*** Block opens ***

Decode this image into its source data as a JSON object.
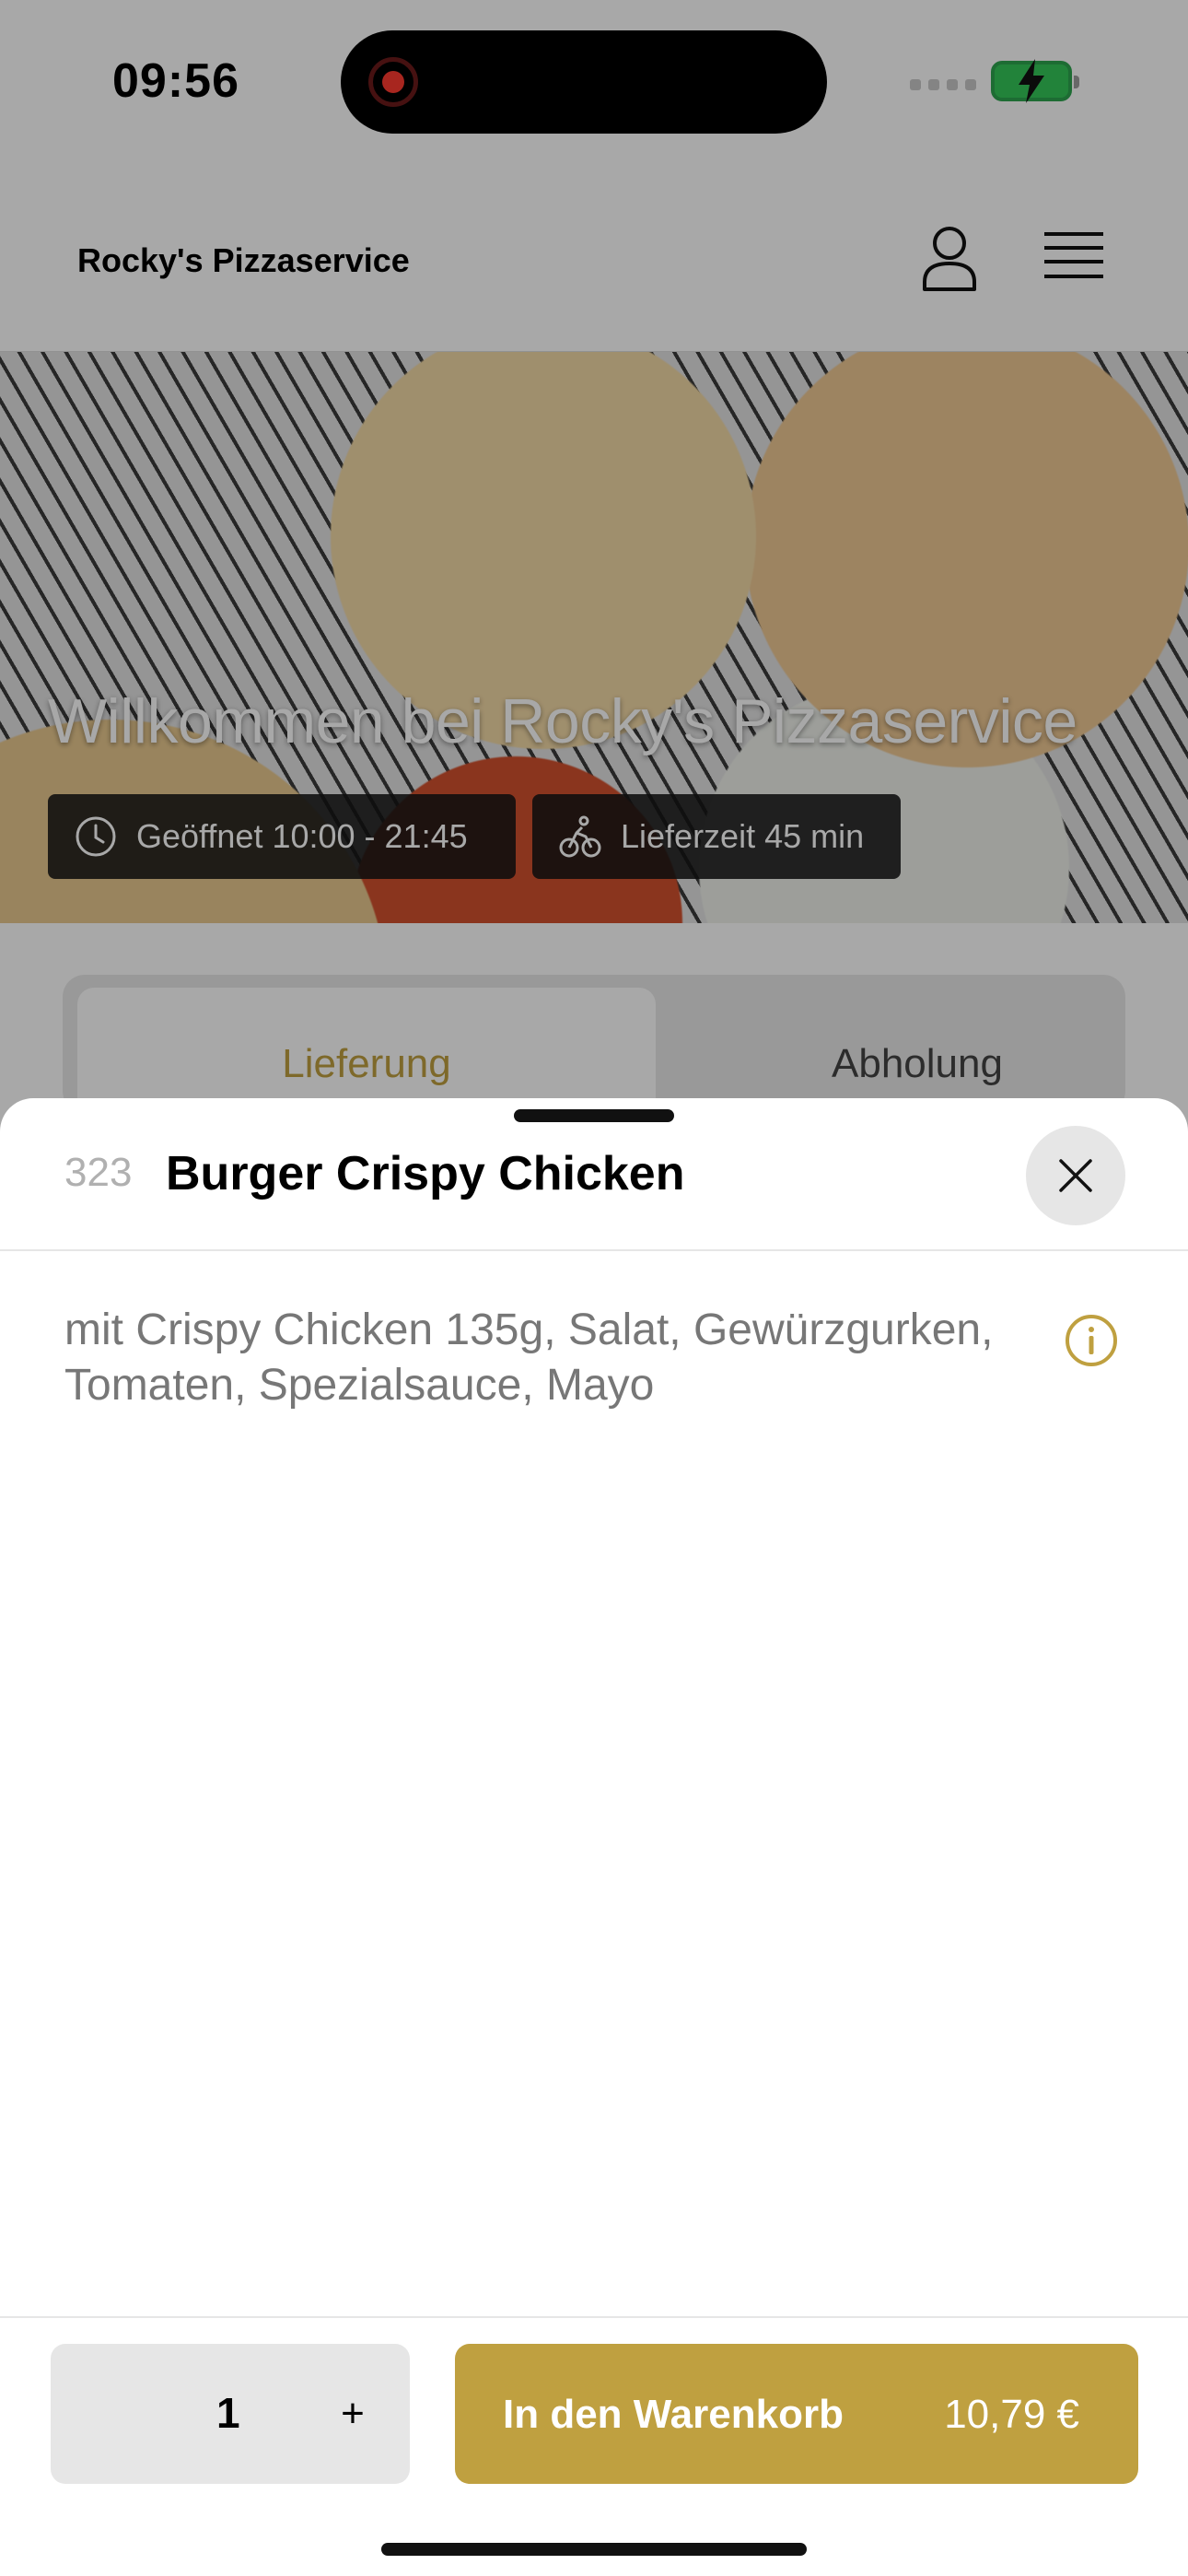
{
  "status_bar": {
    "time": "09:56"
  },
  "header": {
    "brand": "Rocky's Pizzaservice"
  },
  "hero": {
    "title": "Willkommen bei Rocky's Pizzaservice",
    "opening_hours": "Geöffnet 10:00 - 21:45",
    "delivery_time": "Lieferzeit 45 min"
  },
  "order_tabs": [
    {
      "label": "Lieferung",
      "selected": true
    },
    {
      "label": "Abholung",
      "selected": false
    }
  ],
  "product_sheet": {
    "number": "323",
    "title": "Burger Crispy Chicken",
    "description": "mit Crispy Chicken 135g, Salat, Gewürzgurken, Tomaten, Spezialsauce, Mayo"
  },
  "footer": {
    "quantity": "1",
    "plus_label": "+",
    "add_to_cart_label": "In den Warenkorb",
    "price": "10,79 €"
  },
  "colors": {
    "accent": "#bfa040",
    "overlay": "rgba(0,0,0,0.34)"
  }
}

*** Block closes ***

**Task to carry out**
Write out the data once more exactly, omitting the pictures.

**Solution**
Decode this image into its source data as a JSON object.
{
  "status_bar": {
    "time": "09:56"
  },
  "header": {
    "brand": "Rocky's Pizzaservice"
  },
  "hero": {
    "title": "Willkommen bei Rocky's Pizzaservice",
    "opening_hours": "Geöffnet 10:00 - 21:45",
    "delivery_time": "Lieferzeit 45 min"
  },
  "order_tabs": [
    {
      "label": "Lieferung",
      "selected": true
    },
    {
      "label": "Abholung",
      "selected": false
    }
  ],
  "product_sheet": {
    "number": "323",
    "title": "Burger Crispy Chicken",
    "description": "mit Crispy Chicken 135g, Salat, Gewürzgurken, Tomaten, Spezialsauce, Mayo"
  },
  "footer": {
    "quantity": "1",
    "plus_label": "+",
    "add_to_cart_label": "In den Warenkorb",
    "price": "10,79 €"
  },
  "colors": {
    "accent": "#bfa040",
    "overlay": "rgba(0,0,0,0.34)"
  }
}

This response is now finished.